X-rays capture electron 'dance'
(Phys.org)—The way electrons move within and between molecules, transferring energy as they go, plays an important role in many chemical and biological processes, such as the conversion of sunlight to energy in photosynthesis and solar cells. But the fastest steps in this energy transfer have eluded detection.
In a paper published this month in The Journal of Physical Chemistry A, researchers have demonstrated that they can manipulate and study these ultrafast energy transfers with SLAC's X-ray laser, the Linac Coherent Light Source.
Surprisingly, researchers discovered that the electron movements they observed don't fit current models very well – possibly a sign of a previously unknown step in this electron-transfer process, said Marco Cammarata of the University of Rennes, France, who was a key researcher in the experiments.
"If this is the case, it would be a very important result to understand," Cammarata said, and could lead to revisions in existing theories and models. The results produced "more interesting data than expected," he said, given that the iron-containing compound used in the experiments had been so extensively studied.
In the LCLS experiment, researchers hit a stream of liquid containing a dissolved iron compound with quick pulses of optical laser light. This excited the molecules in the compound, rearranging their electrons and changing their magnetic properties.
A few quadrillionths of a second later they hit the same sample with ultrashort pulses from the LCLS's X-ray laser beam to record those changes.
The way X-rays of various wavelengths are absorbed by a sample can be used to understand its electronic properties and molecular geometries. This technique, called X-ray absorption spectroscopy, has been extensively used at synchrotron light sources. But this was the first time it has been successfully demonstrated using the LCLS X-ray laser.
The experiments were conducted in 2010, and the technique has since found use in several LCLS experiments.
By varying the time between the two laser pulses and the wavelength of the X-ray pulse, the researchers were able to see how the first pulse changed the electronic and structural properties of the sample.
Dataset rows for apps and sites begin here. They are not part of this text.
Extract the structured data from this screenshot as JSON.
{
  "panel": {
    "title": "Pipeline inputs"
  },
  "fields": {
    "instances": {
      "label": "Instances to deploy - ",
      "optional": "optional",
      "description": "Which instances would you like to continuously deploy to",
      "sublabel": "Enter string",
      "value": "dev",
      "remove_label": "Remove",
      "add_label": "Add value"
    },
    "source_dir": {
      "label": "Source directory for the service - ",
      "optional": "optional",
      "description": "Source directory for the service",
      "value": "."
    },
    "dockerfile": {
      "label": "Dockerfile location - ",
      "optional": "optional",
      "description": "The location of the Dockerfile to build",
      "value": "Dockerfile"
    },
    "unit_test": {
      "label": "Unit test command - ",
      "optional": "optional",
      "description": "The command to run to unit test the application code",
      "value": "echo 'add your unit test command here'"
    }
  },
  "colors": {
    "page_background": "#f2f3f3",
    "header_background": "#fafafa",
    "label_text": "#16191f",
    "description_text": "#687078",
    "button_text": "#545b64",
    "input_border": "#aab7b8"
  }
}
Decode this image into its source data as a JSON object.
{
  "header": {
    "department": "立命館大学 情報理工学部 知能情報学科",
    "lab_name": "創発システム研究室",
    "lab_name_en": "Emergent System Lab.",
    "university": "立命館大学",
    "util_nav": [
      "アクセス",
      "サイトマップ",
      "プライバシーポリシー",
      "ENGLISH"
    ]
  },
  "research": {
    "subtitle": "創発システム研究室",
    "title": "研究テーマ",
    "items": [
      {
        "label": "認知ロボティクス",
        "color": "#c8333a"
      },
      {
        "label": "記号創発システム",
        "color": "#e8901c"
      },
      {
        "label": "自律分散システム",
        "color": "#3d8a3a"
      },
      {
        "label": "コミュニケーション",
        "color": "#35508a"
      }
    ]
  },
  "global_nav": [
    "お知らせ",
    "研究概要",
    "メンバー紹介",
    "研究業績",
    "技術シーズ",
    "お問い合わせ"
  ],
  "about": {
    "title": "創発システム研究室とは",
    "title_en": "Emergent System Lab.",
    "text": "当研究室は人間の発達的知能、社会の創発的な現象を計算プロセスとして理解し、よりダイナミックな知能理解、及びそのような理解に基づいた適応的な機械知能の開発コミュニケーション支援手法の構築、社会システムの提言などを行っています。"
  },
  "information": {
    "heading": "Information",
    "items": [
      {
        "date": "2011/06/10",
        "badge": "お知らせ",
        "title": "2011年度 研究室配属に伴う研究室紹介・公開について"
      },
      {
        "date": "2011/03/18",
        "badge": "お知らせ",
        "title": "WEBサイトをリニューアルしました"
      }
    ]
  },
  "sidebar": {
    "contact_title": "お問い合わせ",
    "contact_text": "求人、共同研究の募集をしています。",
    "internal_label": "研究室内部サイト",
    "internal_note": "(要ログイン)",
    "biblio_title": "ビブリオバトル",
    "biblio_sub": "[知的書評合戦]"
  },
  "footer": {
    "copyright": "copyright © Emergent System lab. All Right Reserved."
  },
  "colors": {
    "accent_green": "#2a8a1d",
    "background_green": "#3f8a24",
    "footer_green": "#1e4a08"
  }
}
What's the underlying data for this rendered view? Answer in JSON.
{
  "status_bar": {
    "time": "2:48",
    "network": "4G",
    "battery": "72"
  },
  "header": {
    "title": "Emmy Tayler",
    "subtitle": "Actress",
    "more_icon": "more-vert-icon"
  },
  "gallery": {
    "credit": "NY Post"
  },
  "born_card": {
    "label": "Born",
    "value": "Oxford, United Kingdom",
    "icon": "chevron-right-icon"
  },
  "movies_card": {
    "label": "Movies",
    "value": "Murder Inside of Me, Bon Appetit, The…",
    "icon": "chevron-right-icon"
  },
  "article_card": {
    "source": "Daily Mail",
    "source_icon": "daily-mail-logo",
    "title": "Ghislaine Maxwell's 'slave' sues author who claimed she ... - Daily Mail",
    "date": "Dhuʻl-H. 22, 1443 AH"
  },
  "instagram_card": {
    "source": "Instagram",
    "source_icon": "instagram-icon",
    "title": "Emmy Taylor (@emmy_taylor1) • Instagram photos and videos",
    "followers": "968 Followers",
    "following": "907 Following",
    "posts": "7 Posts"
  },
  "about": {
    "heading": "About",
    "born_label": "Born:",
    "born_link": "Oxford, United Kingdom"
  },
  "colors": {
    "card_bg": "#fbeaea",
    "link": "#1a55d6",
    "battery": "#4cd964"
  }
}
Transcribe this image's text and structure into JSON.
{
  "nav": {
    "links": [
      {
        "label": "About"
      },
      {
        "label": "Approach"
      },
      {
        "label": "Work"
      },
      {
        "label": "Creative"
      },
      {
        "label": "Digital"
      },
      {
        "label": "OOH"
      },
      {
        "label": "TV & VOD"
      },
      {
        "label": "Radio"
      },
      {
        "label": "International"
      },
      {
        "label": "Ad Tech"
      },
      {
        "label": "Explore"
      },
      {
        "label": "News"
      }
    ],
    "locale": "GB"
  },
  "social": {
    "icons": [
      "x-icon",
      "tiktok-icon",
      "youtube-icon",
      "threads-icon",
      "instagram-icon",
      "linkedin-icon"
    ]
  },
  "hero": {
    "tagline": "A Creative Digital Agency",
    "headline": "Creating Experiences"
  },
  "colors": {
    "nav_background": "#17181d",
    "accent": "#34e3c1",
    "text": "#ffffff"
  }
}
With its intense, ultrabright X-ray pulses, the LCLS collects data on processes that occur a thousand times faster than can be studied using even the most advanced synchrotrons, Cammarata said, providing a new window into this ultrafast realm.
The results at LCLS suggest a formerly unknown stage in the energy transfer process, as the sample compound transitioned from its original, stable state to a new, mostly stable or "metastable" state.
Cammarata said he has been working with collaborators at LCLS and at the FLASH X-ray laser at Germany's DESY lab to improve the synchronization of the visible and X-ray lasers used in these experiments. They are also refining the system that delivers the stream of dissolved samples into the path of the lasers.
Such enhancements could for the first time allow researchers to identify the earliest light-triggered changes in gaseous, liquid and solid specimens.
"New experimental data are needed to develop theoretical models to explain the processes we observe," Cammarata said, noting that follow-up research is continuing.
Henrik Lemke, an LCLS instrument scientist and lead author of the paper, said additional improvements in X-ray laser performance and instrumentation may reveal processes that occur on an even shorter time scale. X-ray lasers "open the field" for studying the interplay between magnetic and electronic charge states observed using other X-ray sources, he said. This information may help scientists understand and tailor the function of many chemical, biological and technological processes.
The experiments were carried out with the X-ray Pump Probe instrument at the LCLS. It uses ultrashort laser pulses to "pump" or excite a reaction in a sample, followed by X-ray laser pulses that "probe" and resolve the resulting changes in the sample.